“Lana was obviously a really, really lovely woman and, quite rightly, her friends are worried that she will be dissed and she is certainly not dissed in our story at all. And I will say that, for me, it’s such an incredible thing to be working with Al Pacino opposite that kind of energy. It’s extraordinary.”
Mirren has been married to American director Taylor Hackford (Ray, Proof of Life) since 1997 (and in a relationship with him since 1986) and they divide their time between homes in the UK and California. Last year he directed her in Love Ranch, a comedy drama about a couple who run a brothel in Nevada. It was the first time the couple had worked together since the political thriller White Nights, some 25 years earlier.
“It was interesting,” she laughs. “Because I think I was a lot more rebellious than I was on White Nights. I was more obedient back then and this time I was more argumentative. But it was great, because obviously, I’ve been on a lot of his film sets and seen him work and he’s a wonderful film-maker and a wonderful man. He fills a room when he walks in with his presence. And he has so much energy.”
She’s never had children but there are no regrets on that score. “I’m not a motherly sort of person and really I never have been.” She was born Helen Lydia Mironoff, to a Russian father, Vasiliy, and English mother, Kitty.
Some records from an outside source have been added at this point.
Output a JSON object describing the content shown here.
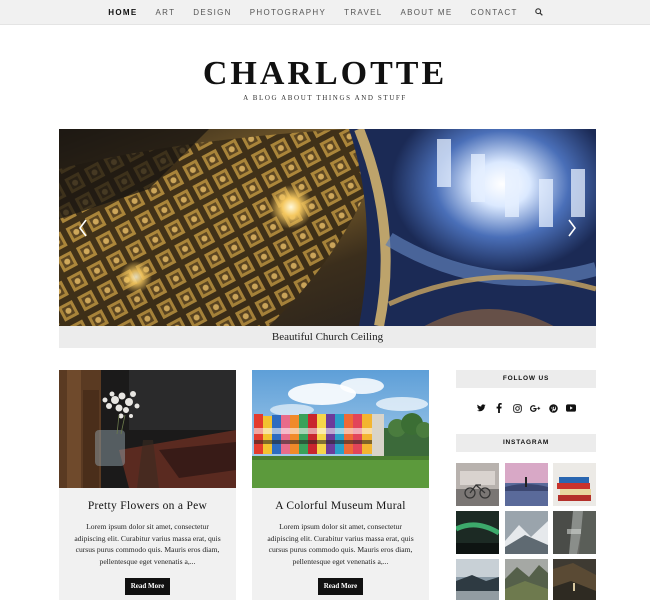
{
  "nav": {
    "items": [
      {
        "label": "HOME",
        "active": true
      },
      {
        "label": "ART",
        "active": false
      },
      {
        "label": "DESIGN",
        "active": false
      },
      {
        "label": "PHOTOGRAPHY",
        "active": false
      },
      {
        "label": "TRAVEL",
        "active": false
      },
      {
        "label": "ABOUT ME",
        "active": false
      },
      {
        "label": "CONTACT",
        "active": false
      }
    ],
    "search_icon": "search-icon"
  },
  "header": {
    "title": "CHARLOTTE",
    "tagline": "A BLOG ABOUT THINGS AND STUFF"
  },
  "slider": {
    "caption": "Beautiful Church Ceiling",
    "prev_icon": "chevron-left-icon",
    "next_icon": "chevron-right-icon"
  },
  "posts": [
    {
      "title": "Pretty Flowers on a Pew",
      "excerpt": "Lorem ipsum dolor sit amet, consectetur adipiscing elit. Curabitur varius massa erat, quis cursus purus commodo quis. Mauris eros diam, pellentesque eget venenatis a,...",
      "read_more": "Read More"
    },
    {
      "title": "A Colorful Museum Mural",
      "excerpt": "Lorem ipsum dolor sit amet, consectetur adipiscing elit. Curabitur varius massa erat, quis cursus purus commodo quis. Mauris eros diam, pellentesque eget venenatis a,...",
      "read_more": "Read More"
    }
  ],
  "sidebar": {
    "follow_title": "FOLLOW US",
    "social_icons": [
      "twitter-icon",
      "facebook-icon",
      "instagram-icon",
      "google-plus-icon",
      "pinterest-icon",
      "youtube-icon"
    ],
    "instagram_title": "INSTAGRAM"
  },
  "colors": {
    "nav_bg": "#f1f1f1",
    "caption_bg": "#ececec",
    "button_bg": "#111111",
    "text": "#222222"
  }
}
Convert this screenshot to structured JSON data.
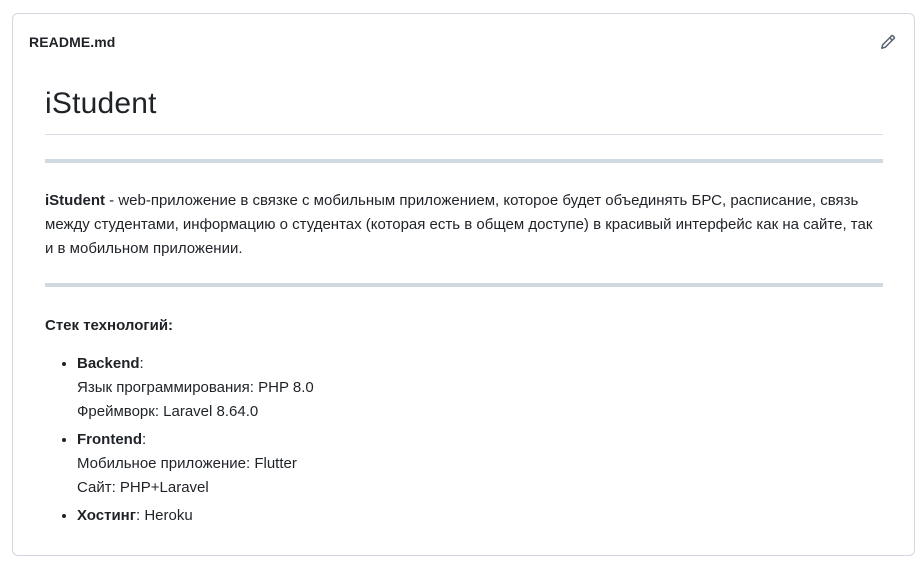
{
  "header": {
    "filename": "README.md",
    "edit_icon": "pencil-icon"
  },
  "readme": {
    "title": "iStudent",
    "intro_bold": "iStudent",
    "intro_rest": " - web-приложение в связке с мобильным приложением, которое будет объединять БРС, расписание, связь между студентами, информацию о студентах (которая есть в общем доступе) в красивый интерфейс как на сайте, так и в мобильном приложении.",
    "stack_title": "Стек технологий:",
    "stack": [
      {
        "name": "Backend",
        "suffix": ":",
        "lines": [
          "Язык программирования: PHP 8.0",
          "Фреймворк: Laravel 8.64.0"
        ]
      },
      {
        "name": "Frontend",
        "suffix": ":",
        "lines": [
          "Мобильное приложение: Flutter",
          "Сайт: PHP+Laravel"
        ]
      },
      {
        "name": "Хостинг",
        "suffix": ": Heroku",
        "lines": []
      }
    ]
  },
  "colors": {
    "border": "#d0d7de",
    "text": "#1f2328",
    "hr": "#d1d9e0"
  }
}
Her father adopted the surname Mirren when she was five and by then the family had moved to Southend-on-Sea. She acted at school there and won a place at the National Youth Theatre.
Her career has taken her from the Royal Shakespeare Company and the West End to British films – including The Long Good Friday, The Madness of King George, Gosford Park and Calendar Girls, television and into Hollywood (The Mosquito Coast, State of Play, Arthur).
Arthur and Russell Brand
Arthur was a rare flop. A remake of the classic Dudley Moore comedy, it starred Russell Brand as a spoilt multimillionaire’s son and Mirren as his nanny. It was the second time she’d worked with Brand; previ- ously they’d appeared together in Julie Taymor’s film version of The Tempest.
She clearly adores Brand and believes that the furore over his ill-advised prank tele- phone calls with Jonathan Ross to Andrew Sachs, back in 2008, was overblown. “It really made me cross because that’s what comedians are for and that’s what makes them so valuable to us. Sometimes they step over the line but if they didn’t do that they wouldn’t be of the value that they are.
“And you know, Russell is the kindest person. He’s kind, he’s got a great heart and he’s incredibly smart. His brain is fast and brilliant and I hate it when they try to pull these people down. Being naughty – and it was schoolboy kind of behaviour – is one thing but there came a point where it was ‘OK, can we please move on?’ “
That’s the key, she says – to keep moving, at least professionally speaking. Although once she’s finished the Phil Spector project, she’s not sure what she’s doing next. “It’s a mystery and that’s one of things that I like about it.” But there’s always room on her mantelpiece for another gong – as long as it’s the right sort, of course.